JB: Iron deficiency is the most common nutrient deficiency in childhood, but the rates are the same regardless of dietary pattern. Vegan and vegetarian kids do not have higher rates of iron deficiency or anemia compared to omnivorous kids. Plant-based infants and kids do need to have iron-rich foods in their diets right from the start, just like all kids.
Kids with a significant deficiency may need to take a supplement but many kids can correct mild deficiencies by reducing or eliminating cows’ milk intake and including more iron-rich foods in their diet. Meat is not necessary for iron deficiency or any other condition. There are many excellent plant-based sources for iron including leafy greens, fortified grains, apricots, tofu, and beans. In addition, iron absorption can be multiplied 5 fold by pairing these foods with foods rich in vitamin C.
TB: What are some suggestions on ways children can get protein in their diet? What are some ways you and your family get protein too?
JB: Protein is usually the last nutrient I worry about. It’s nearly impossible to be protein deficient if you’re getting enough calories. Per calorie, plant foods have just as much or more protein than meat and dairy, and without all the saturated fat and cholesterol. Whole grains, nuts, and seeds, beans, and tofu are all great sources of protein. We eat these foods at every meal, but I don’t count grams of protein – there’s no need.
TB: What do you recommend for parents looking to transition their kids into a plant-based lifestyle?
JB: Check out the Pediatric Quick Start Guide I wrote with The Plantrician Project. It is a succinct summary of plant-based diets for kids, including an overview of the evidence, questions about specific micronutrients, answers to the most common questions and tips for picky eaters. It also covers pregnancy. I have links to the quick start guide on my website as well as lists for all my other favorite books, websites and other resources regarding plant-based nutrition for kids.
TB: How do you recommend parents talk to their children about transitioning to a vegan diet?
JB: Whenever you’re talking about a significant dietary change for a child, the entire family has to be involved. We never want to single a child out by asking them to eat differently than the rest of the family. Everyone has to get on board. Oftentimes, the parents experience unexpected benefits as they’re making changes for their children!
Sometimes the opposite happens and an older child leads the family’s dietary change. Those are some of my favorite stories. Young people are often driven by a passion for animal welfare or environmental protection. Hesitant parents sometimes come into the clinic worried about the health ramifications of their child’s new-found veganism. It’s really fun to share the evidence that a plant-based diet is not only the best choice for the animals and the planet but also for their child’s’ health!
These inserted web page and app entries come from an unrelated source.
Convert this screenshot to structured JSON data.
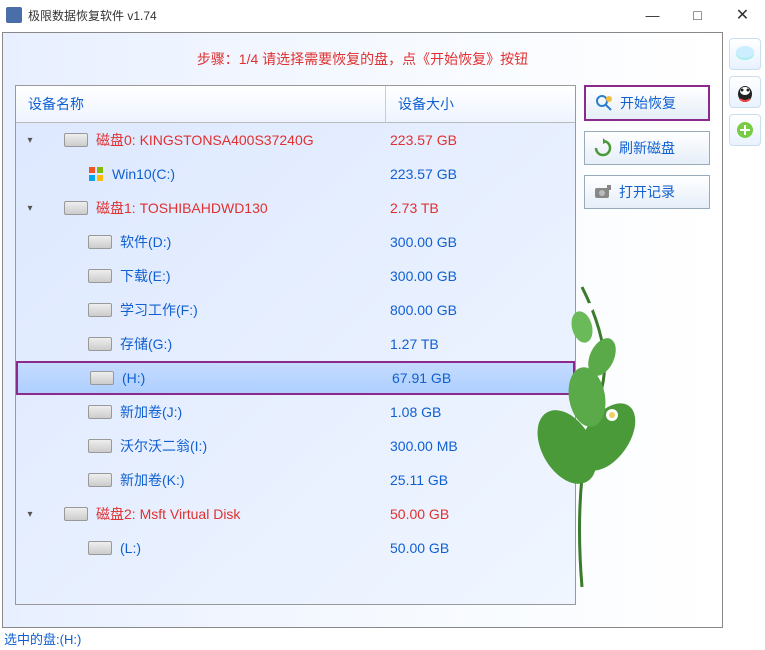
{
  "window": {
    "title": "极限数据恢复软件 v1.74",
    "min": "—",
    "max": "□",
    "close": "✕"
  },
  "step_text": "步骤：1/4 请选择需要恢复的盘，点《开始恢复》按钮",
  "columns": {
    "name": "设备名称",
    "size": "设备大小"
  },
  "tree": [
    {
      "type": "disk",
      "indent": 0,
      "chev": "▾",
      "label": "磁盘0: KINGSTONSA400S37240G",
      "size": "223.57 GB",
      "icon": "disk"
    },
    {
      "type": "part",
      "indent": 1,
      "chev": "",
      "label": "Win10(C:)",
      "size": "223.57 GB",
      "icon": "win"
    },
    {
      "type": "disk",
      "indent": 0,
      "chev": "▾",
      "label": "磁盘1: TOSHIBAHDWD130",
      "size": "2.73 TB",
      "icon": "disk"
    },
    {
      "type": "part",
      "indent": 1,
      "chev": "",
      "label": "软件(D:)",
      "size": "300.00 GB",
      "icon": "disk"
    },
    {
      "type": "part",
      "indent": 1,
      "chev": "",
      "label": "下载(E:)",
      "size": "300.00 GB",
      "icon": "disk"
    },
    {
      "type": "part",
      "indent": 1,
      "chev": "",
      "label": "学习工作(F:)",
      "size": "800.00 GB",
      "icon": "disk"
    },
    {
      "type": "part",
      "indent": 1,
      "chev": "",
      "label": "存储(G:)",
      "size": "1.27 TB",
      "icon": "disk"
    },
    {
      "type": "part",
      "indent": 1,
      "chev": "",
      "label": "(H:)",
      "size": "67.91 GB",
      "icon": "disk",
      "selected": true,
      "highlight": true
    },
    {
      "type": "part",
      "indent": 1,
      "chev": "",
      "label": "新加卷(J:)",
      "size": "1.08 GB",
      "icon": "disk"
    },
    {
      "type": "part",
      "indent": 1,
      "chev": "",
      "label": "沃尔沃二翁(I:)",
      "size": "300.00 MB",
      "icon": "disk"
    },
    {
      "type": "part",
      "indent": 1,
      "chev": "",
      "label": "新加卷(K:)",
      "size": "25.11 GB",
      "icon": "disk"
    },
    {
      "type": "disk",
      "indent": 0,
      "chev": "▾",
      "label": "磁盘2: Msft     Virtual Disk",
      "size": "50.00 GB",
      "icon": "disk"
    },
    {
      "type": "part",
      "indent": 1,
      "chev": "",
      "label": "(L:)",
      "size": "50.00 GB",
      "icon": "disk"
    }
  ],
  "actions": {
    "start": "开始恢复",
    "refresh": "刷新磁盘",
    "open_log": "打开记录"
  },
  "status": "选中的盘:(H:)"
}
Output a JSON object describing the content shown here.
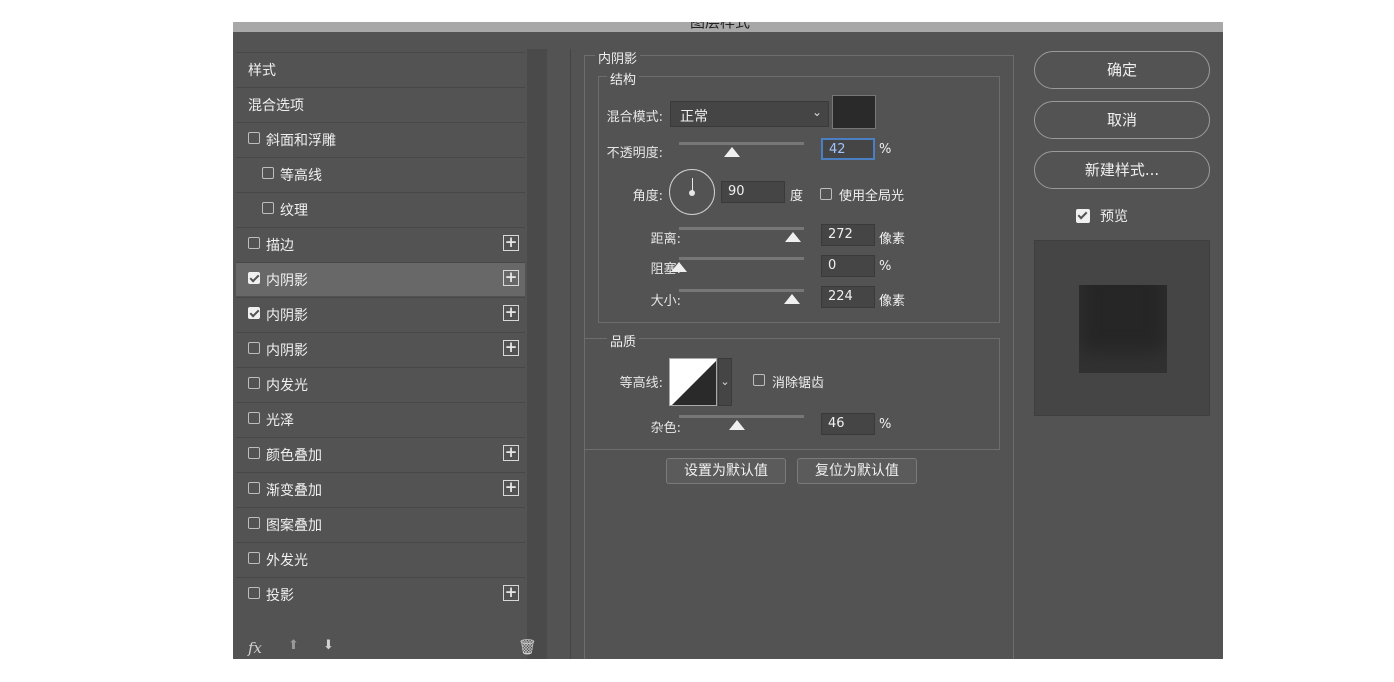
{
  "window": {
    "title": "图层样式"
  },
  "styles_list": {
    "items": [
      {
        "label": "样式",
        "checkbox": null,
        "checked": false,
        "plus": false,
        "selected": false,
        "indent": 0
      },
      {
        "label": "混合选项",
        "checkbox": null,
        "checked": false,
        "plus": false,
        "selected": false,
        "indent": 0
      },
      {
        "label": "斜面和浮雕",
        "checkbox": true,
        "checked": false,
        "plus": false,
        "selected": false,
        "indent": 0
      },
      {
        "label": "等高线",
        "checkbox": true,
        "checked": false,
        "plus": false,
        "selected": false,
        "indent": 1
      },
      {
        "label": "纹理",
        "checkbox": true,
        "checked": false,
        "plus": false,
        "selected": false,
        "indent": 1
      },
      {
        "label": "描边",
        "checkbox": true,
        "checked": false,
        "plus": true,
        "selected": false,
        "indent": 0
      },
      {
        "label": "内阴影",
        "checkbox": true,
        "checked": true,
        "plus": true,
        "selected": true,
        "indent": 0
      },
      {
        "label": "内阴影",
        "checkbox": true,
        "checked": true,
        "plus": true,
        "selected": false,
        "indent": 0
      },
      {
        "label": "内阴影",
        "checkbox": true,
        "checked": false,
        "plus": true,
        "selected": false,
        "indent": 0
      },
      {
        "label": "内发光",
        "checkbox": true,
        "checked": false,
        "plus": false,
        "selected": false,
        "indent": 0
      },
      {
        "label": "光泽",
        "checkbox": true,
        "checked": false,
        "plus": false,
        "selected": false,
        "indent": 0
      },
      {
        "label": "颜色叠加",
        "checkbox": true,
        "checked": false,
        "plus": true,
        "selected": false,
        "indent": 0
      },
      {
        "label": "渐变叠加",
        "checkbox": true,
        "checked": false,
        "plus": true,
        "selected": false,
        "indent": 0
      },
      {
        "label": "图案叠加",
        "checkbox": true,
        "checked": false,
        "plus": false,
        "selected": false,
        "indent": 0
      },
      {
        "label": "外发光",
        "checkbox": true,
        "checked": false,
        "plus": false,
        "selected": false,
        "indent": 0
      },
      {
        "label": "投影",
        "checkbox": true,
        "checked": false,
        "plus": true,
        "selected": false,
        "indent": 0
      }
    ],
    "footer": {
      "fx_label": "fx",
      "up_icon": "arrow-up-icon",
      "down_icon": "arrow-down-icon",
      "trash_icon": "trash-icon"
    }
  },
  "inner_shadow": {
    "section_title": "内阴影",
    "structure": {
      "title": "结构",
      "blend_mode_label": "混合模式:",
      "blend_mode_value": "正常",
      "shadow_color": "#2a2a2a",
      "opacity_label": "不透明度:",
      "opacity_value": "42",
      "opacity_unit": "%",
      "opacity_fraction": 0.42,
      "angle_label": "角度:",
      "angle_value": "90",
      "angle_unit": "度",
      "use_global_light_label": "使用全局光",
      "use_global_light_checked": false,
      "distance_label": "距离:",
      "distance_value": "272",
      "distance_unit": "像素",
      "distance_fraction": 0.91,
      "choke_label": "阻塞:",
      "choke_value": "0",
      "choke_unit": "%",
      "choke_fraction": 0.0,
      "size_label": "大小:",
      "size_value": "224",
      "size_unit": "像素",
      "size_fraction": 0.9
    },
    "quality": {
      "title": "品质",
      "contour_label": "等高线:",
      "anti_alias_label": "消除锯齿",
      "anti_alias_checked": false,
      "noise_label": "杂色:",
      "noise_value": "46",
      "noise_unit": "%",
      "noise_fraction": 0.46
    },
    "set_default_label": "设置为默认值",
    "reset_default_label": "复位为默认值"
  },
  "right_panel": {
    "ok_label": "确定",
    "cancel_label": "取消",
    "new_style_label": "新建样式...",
    "preview_label": "预览",
    "preview_checked": true
  }
}
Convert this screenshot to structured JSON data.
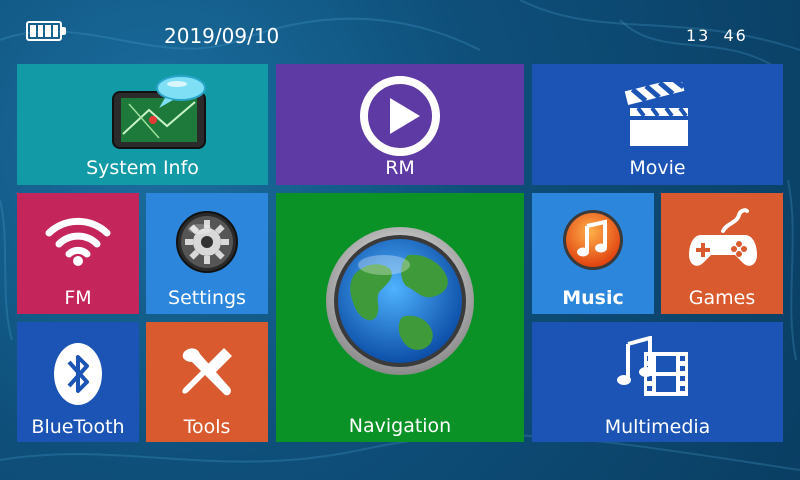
{
  "status_bar": {
    "date": "2019/09/10",
    "time": "13 46",
    "battery_icon": "battery-full-icon"
  },
  "tiles": {
    "system_info": {
      "label": "System Info",
      "icon": "gps-device-icon",
      "color": "#139aa7"
    },
    "rm": {
      "label": "RM",
      "icon": "play-icon",
      "color": "#5e3aa4"
    },
    "movie": {
      "label": "Movie",
      "icon": "clapperboard-icon",
      "color": "#1b54b4"
    },
    "fm": {
      "label": "FM",
      "icon": "wifi-icon",
      "color": "#c4265c"
    },
    "settings": {
      "label": "Settings",
      "icon": "gear-icon",
      "color": "#2b86dc"
    },
    "navigation": {
      "label": "Navigation",
      "icon": "globe-icon",
      "color": "#0a9226"
    },
    "music": {
      "label": "Music",
      "icon": "music-note-icon",
      "color": "#2b86dc"
    },
    "games": {
      "label": "Games",
      "icon": "gamepad-icon",
      "color": "#d95a2e"
    },
    "bluetooth": {
      "label": "BlueTooth",
      "icon": "bluetooth-icon",
      "color": "#1b54b4"
    },
    "tools": {
      "label": "Tools",
      "icon": "tools-icon",
      "color": "#d95a2e"
    },
    "multimedia": {
      "label": "Multimedia",
      "icon": "multimedia-icon",
      "color": "#1b54b4"
    }
  }
}
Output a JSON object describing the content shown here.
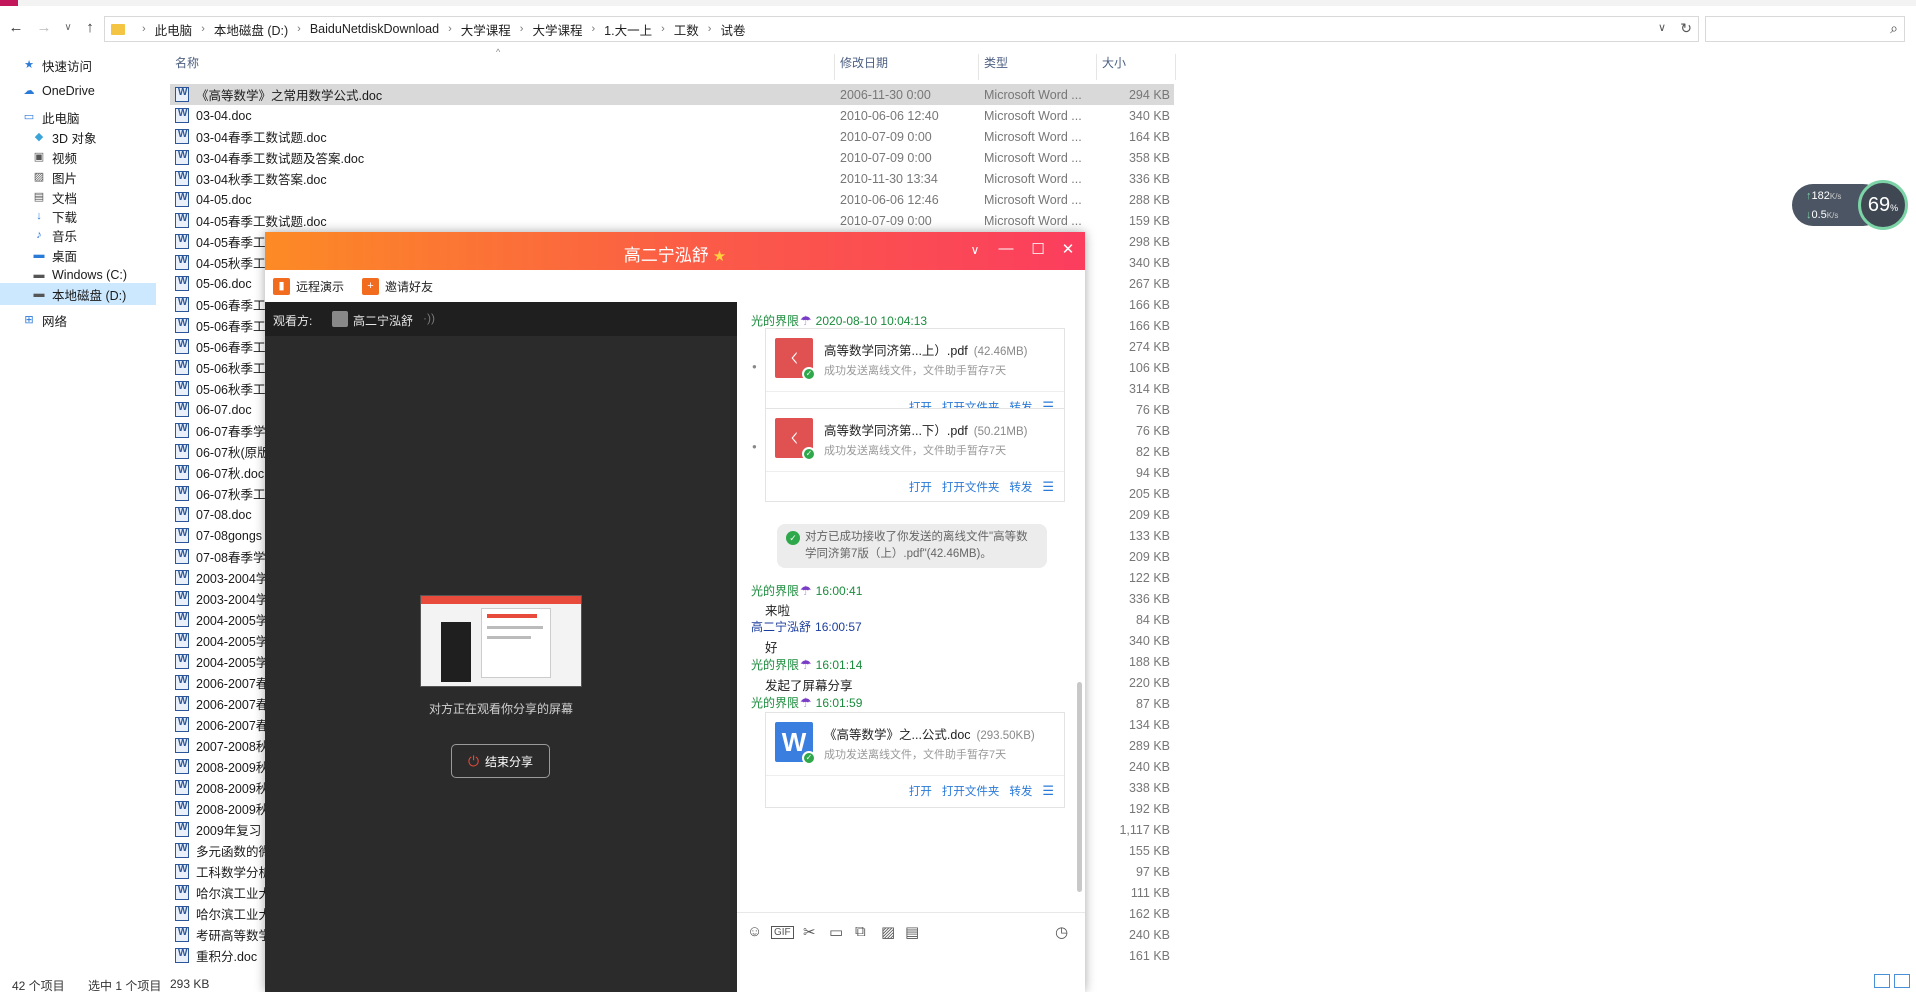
{
  "explorer": {
    "breadcrumb": [
      "此电脑",
      "本地磁盘 (D:)",
      "BaiduNetdiskDownload",
      "大学课程",
      "大学课程",
      "1.大一上",
      "工数",
      "试卷"
    ],
    "columns": {
      "name": "名称",
      "date": "修改日期",
      "type": "类型",
      "size": "大小"
    },
    "sidebar": [
      {
        "label": "快速访问",
        "icon": "star-icon"
      },
      {
        "label": "OneDrive",
        "icon": "cloud-icon"
      },
      {
        "label": "此电脑",
        "icon": "computer-icon"
      },
      {
        "label": "3D 对象",
        "icon": "cube-icon"
      },
      {
        "label": "视频",
        "icon": "video-icon"
      },
      {
        "label": "图片",
        "icon": "picture-icon"
      },
      {
        "label": "文档",
        "icon": "document-icon"
      },
      {
        "label": "下载",
        "icon": "download-icon"
      },
      {
        "label": "音乐",
        "icon": "music-icon"
      },
      {
        "label": "桌面",
        "icon": "desktop-icon"
      },
      {
        "label": "Windows (C:)",
        "icon": "drive-icon"
      },
      {
        "label": "本地磁盘 (D:)",
        "icon": "drive-icon"
      },
      {
        "label": "网络",
        "icon": "network-icon"
      }
    ],
    "files": [
      {
        "name": "《高等数学》之常用数学公式.doc",
        "date": "2006-11-30  0:00",
        "type": "Microsoft Word ...",
        "size": "294 KB"
      },
      {
        "name": "03-04.doc",
        "date": "2010-06-06  12:40",
        "type": "Microsoft Word ...",
        "size": "340 KB"
      },
      {
        "name": "03-04春季工数试题.doc",
        "date": "2010-07-09  0:00",
        "type": "Microsoft Word ...",
        "size": "164 KB"
      },
      {
        "name": "03-04春季工数试题及答案.doc",
        "date": "2010-07-09  0:00",
        "type": "Microsoft Word ...",
        "size": "358 KB"
      },
      {
        "name": "03-04秋季工数答案.doc",
        "date": "2010-11-30  13:34",
        "type": "Microsoft Word ...",
        "size": "336 KB"
      },
      {
        "name": "04-05.doc",
        "date": "2010-06-06  12:46",
        "type": "Microsoft Word ...",
        "size": "288 KB"
      },
      {
        "name": "04-05春季工数试题.doc",
        "date": "2010-07-09  0:00",
        "type": "Microsoft Word ...",
        "size": "159 KB"
      },
      {
        "name": "04-05春季工",
        "date": "",
        "type": "",
        "size": "298 KB"
      },
      {
        "name": "04-05秋季工",
        "date": "",
        "type": "",
        "size": "340 KB"
      },
      {
        "name": "05-06.doc",
        "date": "",
        "type": "",
        "size": "267 KB"
      },
      {
        "name": "05-06春季工数",
        "date": "",
        "type": "",
        "size": "166 KB"
      },
      {
        "name": "05-06春季工",
        "date": "",
        "type": "",
        "size": "166 KB"
      },
      {
        "name": "05-06春季工",
        "date": "",
        "type": "",
        "size": "274 KB"
      },
      {
        "name": "05-06秋季工",
        "date": "",
        "type": "",
        "size": "106 KB"
      },
      {
        "name": "05-06秋季工",
        "date": "",
        "type": "",
        "size": "314 KB"
      },
      {
        "name": "06-07.doc",
        "date": "",
        "type": "",
        "size": "76 KB"
      },
      {
        "name": "06-07春季学",
        "date": "",
        "type": "",
        "size": "76 KB"
      },
      {
        "name": "06-07秋(原版",
        "date": "",
        "type": "",
        "size": "82 KB"
      },
      {
        "name": "06-07秋.doc",
        "date": "",
        "type": "",
        "size": "94 KB"
      },
      {
        "name": "06-07秋季工",
        "date": "",
        "type": "",
        "size": "205 KB"
      },
      {
        "name": "07-08.doc",
        "date": "",
        "type": "",
        "size": "209 KB"
      },
      {
        "name": "07-08gongs",
        "date": "",
        "type": "",
        "size": "133 KB"
      },
      {
        "name": "07-08春季学",
        "date": "",
        "type": "",
        "size": "209 KB"
      },
      {
        "name": "2003-2004学",
        "date": "",
        "type": "",
        "size": "122 KB"
      },
      {
        "name": "2003-2004学",
        "date": "",
        "type": "",
        "size": "336 KB"
      },
      {
        "name": "2004-2005学",
        "date": "",
        "type": "",
        "size": "84 KB"
      },
      {
        "name": "2004-2005学",
        "date": "",
        "type": "",
        "size": "340 KB"
      },
      {
        "name": "2004-2005学",
        "date": "",
        "type": "",
        "size": "188 KB"
      },
      {
        "name": "2006-2007春",
        "date": "",
        "type": "",
        "size": "220 KB"
      },
      {
        "name": "2006-2007春",
        "date": "",
        "type": "",
        "size": "87 KB"
      },
      {
        "name": "2006-2007春",
        "date": "",
        "type": "",
        "size": "134 KB"
      },
      {
        "name": "2007-2008秋",
        "date": "",
        "type": "",
        "size": "289 KB"
      },
      {
        "name": "2008-2009秋",
        "date": "",
        "type": "",
        "size": "240 KB"
      },
      {
        "name": "2008-2009秋",
        "date": "",
        "type": "",
        "size": "338 KB"
      },
      {
        "name": "2008-2009秋",
        "date": "",
        "type": "",
        "size": "192 KB"
      },
      {
        "name": "2009年复习",
        "date": "",
        "type": "",
        "size": "1,117 KB"
      },
      {
        "name": "多元函数的微",
        "date": "",
        "type": "",
        "size": "155 KB"
      },
      {
        "name": "工科数学分析",
        "date": "",
        "type": "",
        "size": "97 KB"
      },
      {
        "name": "哈尔滨工业大",
        "date": "",
        "type": "",
        "size": "111 KB"
      },
      {
        "name": "哈尔滨工业大",
        "date": "",
        "type": "",
        "size": "162 KB"
      },
      {
        "name": "考研高等数学",
        "date": "",
        "type": "",
        "size": "240 KB"
      },
      {
        "name": "重积分.doc",
        "date": "",
        "type": "",
        "size": "161 KB"
      }
    ],
    "status": {
      "count": "42 个项目",
      "selected": "选中 1 个项目",
      "size": "293 KB"
    }
  },
  "speed": {
    "up": "182",
    "up_unit": "K/s",
    "down": "0.5",
    "down_unit": "K/s",
    "percent": "69",
    "percent_unit": "%"
  },
  "chat": {
    "title": "高二宁泓舒",
    "tools": [
      "远程演示",
      "邀请好友"
    ],
    "viewer_label": "观看方:",
    "viewer_name": "高二宁泓舒",
    "sharing_text": "对方正在观看你分享的屏幕",
    "end_share": "结束分享",
    "messages": {
      "m1_sender": "光的界限",
      "m1_time": "2020-08-10  10:04:13",
      "file1_name": "高等数学同济第...上）.pdf",
      "file1_size": "(42.46MB)",
      "file2_name": "高等数学同济第...下）.pdf",
      "file2_size": "(50.21MB)",
      "file_status": "成功发送离线文件，文件助手暂存7天",
      "action_open": "打开",
      "action_folder": "打开文件夹",
      "action_forward": "转发",
      "sys_note": "对方已成功接收了你发送的离线文件\"高等数学同济第7版（上）.pdf\"(42.46MB)。",
      "m2_sender": "光的界限",
      "m2_time": "16:00:41",
      "m2_text": "来啦",
      "m3_sender": "高二宁泓舒",
      "m3_time": "16:00:57",
      "m3_text": "好",
      "m4_sender": "光的界限",
      "m4_time": "16:01:14",
      "m4_text": "发起了屏幕分享",
      "m5_sender": "光的界限",
      "m5_time": "16:01:59",
      "file3_name": "《高等数学》之...公式.doc",
      "file3_size": "(293.50KB)"
    }
  }
}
TB: What advice do you have for parents who would like their children to maintain a plant-based diet as they get older?
JB: Keeping your kids strictly plant-based in the first few years of life is pretty straightforward. But, once they go to school and are eating meals away from home, with peers (and peer pressure), it can get complicated. And it only gets harder as they get older and you have less and less control over their food choices. This is a great reflection of parenting in general! You do your best to educate and guide and then hope they make good choices.
You can maintain control of what food comes into the house, but you can’t control what they eat away from home. In my experience, the more you try and the harder line you draw, the more they rebel. Regardless of dietary pattern, we want every child to have a healthy relationship with food, and with their parents! Talk to them about why you make the choices you do, why it’s important to you, how it affects your and their health, the health of the community, the environment, the planet, and the animals. Talk about the pros and cons of each choice. And then, at some point…let go.